We tend to focus on the localized environmental impact of nitrogen where it is applied. We should also be asking, what about the broader impact associated with its production?

Spreading fertiliser

Unreactive and reactive nitrogen

There are, broadly, two main forms of nitrogen which occur. Reactive and unreactive forms. Approximately 78% of the earth’s atmosphere is made up of nitrogen. This is in the unreactive nitrogen gas form.

The Haber-Bosch process converts this unreactive nitrogen into the reactive, ammonia, form.

There has been a continual increase in reactive nitrogen in natural systems since the invention of this process. This is associated with the substantial increase in chemical nitrogen use in agriculture.

These increased levels of reactive nitrogen result in biodiversity loss, climate change, freshwater pollution and a changed global nitrogen cycle1,2,3.

Reactive nitrogen converted by the Haber-Bosch process does get used for agricultural production. Unfortunately, large amounts do not end up in agricultural products.

That which is not used effectively is lost to the environment. Approximately 40% of that which is lost eventually returns to unreactive forms of nitrogen in the atmosphere.

The environmental impact of creating fertiliser

The problem is the other 60%. This nitrogen continually changes forms. For example, it can go from nitrates in the soil to nitrous oxides and nitrogen gas in the atmosphere. In this way it cascades through terrestrial, aquatic, marine and atmospheric ecosystems. This results in the mentioned environmental impacts1.

Over and above these environmental impacts, the Haber-Bosch process is very energy intensive. It uses a large amount of electricity to convert unreactive nitrogen gas into reactive ammonia.

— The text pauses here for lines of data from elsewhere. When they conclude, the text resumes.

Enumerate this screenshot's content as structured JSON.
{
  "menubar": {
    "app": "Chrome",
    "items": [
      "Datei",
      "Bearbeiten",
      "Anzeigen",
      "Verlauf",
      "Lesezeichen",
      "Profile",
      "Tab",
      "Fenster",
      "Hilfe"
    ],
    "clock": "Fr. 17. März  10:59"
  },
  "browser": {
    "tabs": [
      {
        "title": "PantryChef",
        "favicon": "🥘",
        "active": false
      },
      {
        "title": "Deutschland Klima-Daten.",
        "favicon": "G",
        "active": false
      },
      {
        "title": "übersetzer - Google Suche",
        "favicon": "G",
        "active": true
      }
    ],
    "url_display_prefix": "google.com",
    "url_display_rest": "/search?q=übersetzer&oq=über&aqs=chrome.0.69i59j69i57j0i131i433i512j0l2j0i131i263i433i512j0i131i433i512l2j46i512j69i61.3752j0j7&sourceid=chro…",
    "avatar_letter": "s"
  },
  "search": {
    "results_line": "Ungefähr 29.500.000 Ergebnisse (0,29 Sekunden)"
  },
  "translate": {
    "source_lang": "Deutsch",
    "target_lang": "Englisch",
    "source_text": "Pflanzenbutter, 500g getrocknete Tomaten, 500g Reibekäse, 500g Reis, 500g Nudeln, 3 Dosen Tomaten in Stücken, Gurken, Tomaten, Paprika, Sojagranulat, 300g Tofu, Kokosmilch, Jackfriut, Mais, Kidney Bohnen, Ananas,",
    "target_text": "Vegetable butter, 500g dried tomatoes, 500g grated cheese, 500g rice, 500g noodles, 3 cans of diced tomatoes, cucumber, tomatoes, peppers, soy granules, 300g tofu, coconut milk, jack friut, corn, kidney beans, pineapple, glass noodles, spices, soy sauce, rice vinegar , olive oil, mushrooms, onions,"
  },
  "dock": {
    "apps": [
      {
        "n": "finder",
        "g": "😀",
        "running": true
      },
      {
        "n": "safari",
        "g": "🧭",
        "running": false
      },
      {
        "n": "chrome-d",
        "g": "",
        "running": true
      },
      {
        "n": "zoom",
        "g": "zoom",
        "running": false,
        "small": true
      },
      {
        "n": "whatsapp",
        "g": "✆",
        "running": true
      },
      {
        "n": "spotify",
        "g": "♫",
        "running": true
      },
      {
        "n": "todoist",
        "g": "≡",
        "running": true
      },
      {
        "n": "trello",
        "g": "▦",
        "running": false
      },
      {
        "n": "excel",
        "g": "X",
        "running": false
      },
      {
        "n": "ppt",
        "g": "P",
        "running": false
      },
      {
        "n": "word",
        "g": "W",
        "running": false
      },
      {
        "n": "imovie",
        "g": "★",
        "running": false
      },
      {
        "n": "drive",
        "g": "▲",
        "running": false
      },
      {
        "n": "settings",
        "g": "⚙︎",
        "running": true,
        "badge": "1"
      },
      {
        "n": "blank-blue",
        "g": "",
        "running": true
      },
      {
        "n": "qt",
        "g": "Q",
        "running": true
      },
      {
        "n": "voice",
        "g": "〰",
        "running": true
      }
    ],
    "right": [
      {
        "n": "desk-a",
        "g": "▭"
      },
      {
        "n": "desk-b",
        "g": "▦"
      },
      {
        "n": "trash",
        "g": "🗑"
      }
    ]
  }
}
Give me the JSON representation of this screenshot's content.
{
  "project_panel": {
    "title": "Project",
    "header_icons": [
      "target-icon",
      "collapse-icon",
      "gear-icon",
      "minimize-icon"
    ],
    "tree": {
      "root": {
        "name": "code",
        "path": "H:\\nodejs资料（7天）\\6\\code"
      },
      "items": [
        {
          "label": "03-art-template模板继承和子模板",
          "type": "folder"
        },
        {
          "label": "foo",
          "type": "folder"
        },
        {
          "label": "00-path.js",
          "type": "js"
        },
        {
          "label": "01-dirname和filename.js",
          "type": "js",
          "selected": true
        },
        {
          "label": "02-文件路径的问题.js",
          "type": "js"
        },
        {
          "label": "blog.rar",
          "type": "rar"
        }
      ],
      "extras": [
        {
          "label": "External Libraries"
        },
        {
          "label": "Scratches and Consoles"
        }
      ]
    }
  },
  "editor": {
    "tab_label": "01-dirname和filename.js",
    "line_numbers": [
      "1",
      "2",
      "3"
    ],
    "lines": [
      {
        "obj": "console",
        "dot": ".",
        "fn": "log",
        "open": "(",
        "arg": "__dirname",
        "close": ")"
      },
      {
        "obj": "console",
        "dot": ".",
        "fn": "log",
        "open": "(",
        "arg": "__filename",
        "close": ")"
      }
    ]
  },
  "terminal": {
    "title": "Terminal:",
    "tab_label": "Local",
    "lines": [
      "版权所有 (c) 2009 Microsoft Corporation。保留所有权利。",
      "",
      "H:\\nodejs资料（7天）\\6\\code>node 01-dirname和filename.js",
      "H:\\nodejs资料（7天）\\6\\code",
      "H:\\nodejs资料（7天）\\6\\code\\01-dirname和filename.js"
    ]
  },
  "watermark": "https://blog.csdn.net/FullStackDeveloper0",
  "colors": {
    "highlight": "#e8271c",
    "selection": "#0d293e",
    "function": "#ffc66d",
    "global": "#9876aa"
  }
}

It is a very inefficient process. Much of the converted nitrogen actually just ends up back where it started, as unreactive nitrogen in the atmosphere1.

Is there a solution?

The challenge for agriculture is clear. We have to stop relying to heavily on chemical nitrogen fertiliser. Healthy soils will help us do this while still productively and efficiently growing produce.

The environmental impacts of chemical nitrogen are just too large to properly understand or mitigate. We must implement innovative, sustainable and productive ways of food production. Practices which do not rely on chemical nitrogen. This will ensure sustainable and long-term food production.


  1. Erisman JW, Sutton MA, Galloway J, Klimont Z & Winiwarter W. 2008. How a century of ammonia synthesis changed the world. Nature Geoscience 1(10):636–639.
  2. Fields S. 2004. Global nitrogen: Cycling out of control. Environmental Health Perspectives 12(10):A556–A563.
  3. Galloway JN, Townsend AR, Erisman JW, Bekunda M, Cai Z, Freney JR, Martinelli LA, Seitzinger SP & Sutton MA. 2008. Transformation of the nitrogen cycle: Recent trends, questions, and potential solutions. Science 320(5878):889–892.
Craig Galloway